> [Problem requirements] Please return every line from the entries that has the string "Digital" in it.

(Extracted records)
★ ★ ★ ★ ★ ★ ★

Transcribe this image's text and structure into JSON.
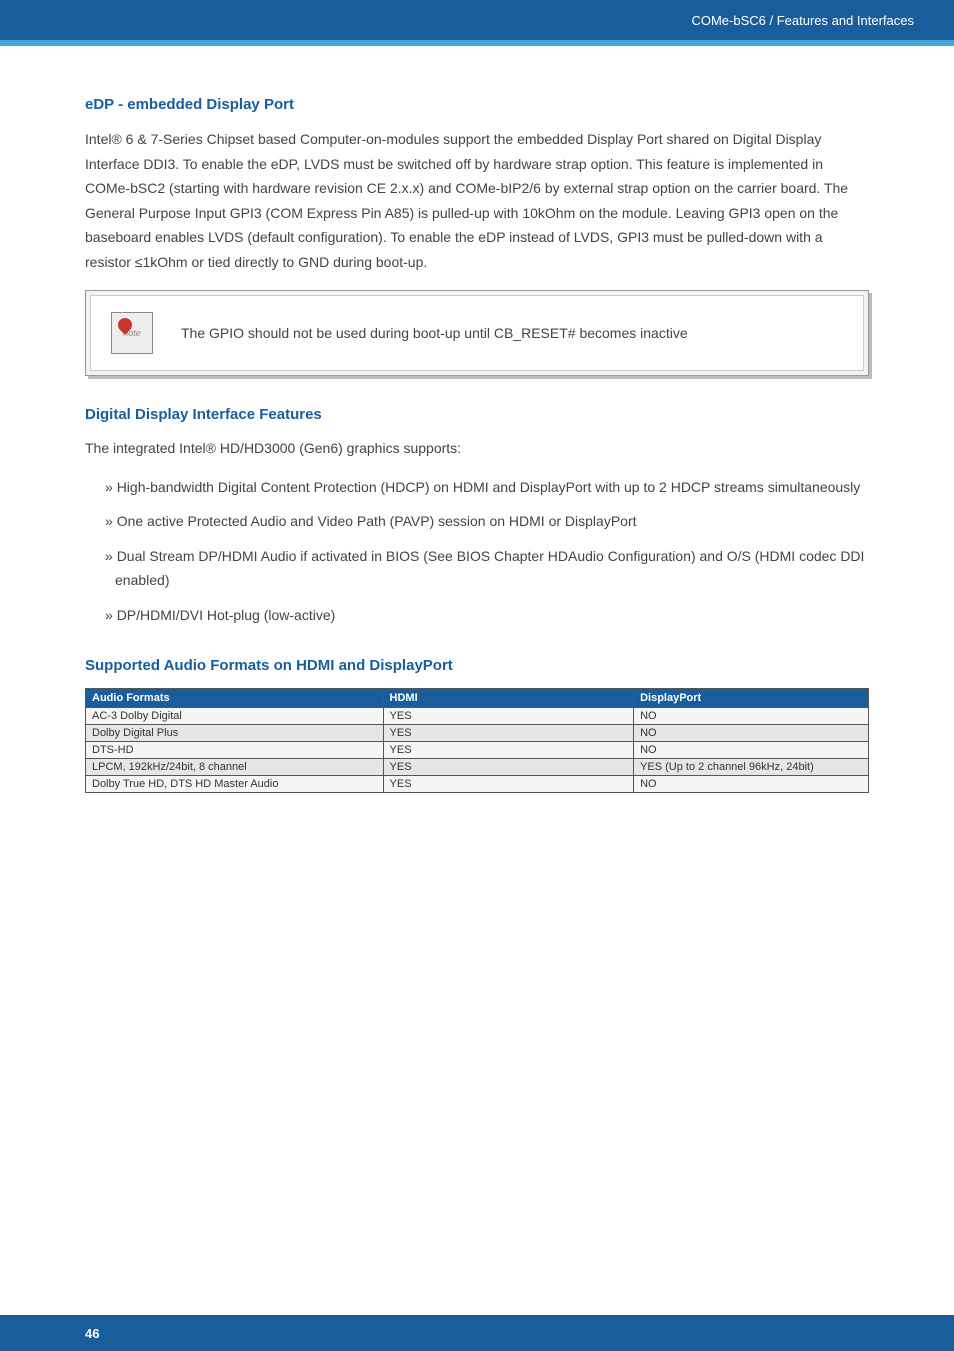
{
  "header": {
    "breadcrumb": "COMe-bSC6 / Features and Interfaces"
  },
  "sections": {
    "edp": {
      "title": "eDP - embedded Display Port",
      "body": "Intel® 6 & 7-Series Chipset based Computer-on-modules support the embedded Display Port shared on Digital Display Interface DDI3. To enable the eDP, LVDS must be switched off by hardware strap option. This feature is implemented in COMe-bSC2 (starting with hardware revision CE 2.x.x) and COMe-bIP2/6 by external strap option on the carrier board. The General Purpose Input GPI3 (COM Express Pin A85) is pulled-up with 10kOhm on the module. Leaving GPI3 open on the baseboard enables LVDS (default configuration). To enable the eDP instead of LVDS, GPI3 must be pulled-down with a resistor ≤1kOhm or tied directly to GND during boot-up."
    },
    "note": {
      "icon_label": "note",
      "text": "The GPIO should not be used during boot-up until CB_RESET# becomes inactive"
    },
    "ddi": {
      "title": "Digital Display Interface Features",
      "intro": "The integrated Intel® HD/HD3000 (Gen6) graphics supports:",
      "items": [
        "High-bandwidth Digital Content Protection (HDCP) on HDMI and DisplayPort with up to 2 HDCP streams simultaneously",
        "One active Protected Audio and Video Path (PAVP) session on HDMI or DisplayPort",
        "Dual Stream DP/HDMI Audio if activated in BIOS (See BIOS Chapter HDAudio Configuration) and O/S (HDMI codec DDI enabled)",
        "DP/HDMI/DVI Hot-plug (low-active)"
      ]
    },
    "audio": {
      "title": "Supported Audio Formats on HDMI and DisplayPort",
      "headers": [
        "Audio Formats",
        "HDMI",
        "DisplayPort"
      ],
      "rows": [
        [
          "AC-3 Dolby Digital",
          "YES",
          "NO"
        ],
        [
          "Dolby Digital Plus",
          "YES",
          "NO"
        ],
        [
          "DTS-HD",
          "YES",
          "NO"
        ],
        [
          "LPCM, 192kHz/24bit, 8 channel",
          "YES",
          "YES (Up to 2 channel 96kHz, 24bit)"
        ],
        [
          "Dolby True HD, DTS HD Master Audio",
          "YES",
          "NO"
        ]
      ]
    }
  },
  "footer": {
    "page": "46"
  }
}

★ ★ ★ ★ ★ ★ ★

> [Response]
      "body": "Intel® 6 & 7-Series Chipset based Computer-on-modules support the embedded Display Port shared on Digital Display Interface DDI3. To enable the eDP, LVDS must be switched off by hardware strap option. This feature is implemented in COMe-bSC2 (starting with hardware revision CE 2.x.x) and COMe-bIP2/6 by external strap option on the carrier board. The General Purpose Input GPI3 (COM Express Pin A85) is pulled-up with 10kOhm on the module. Leaving GPI3 open on the baseboard enables LVDS (default configuration). To enable the eDP instead of LVDS, GPI3 must be pulled-down with a resistor ≤1kOhm or tied directly to GND during boot-up."
      "title": "Digital Display Interface Features",
        "High-bandwidth Digital Content Protection (HDCP) on HDMI and DisplayPort with up to 2 HDCP streams simultaneously",
          "AC-3 Dolby Digital",
          "Dolby Digital Plus",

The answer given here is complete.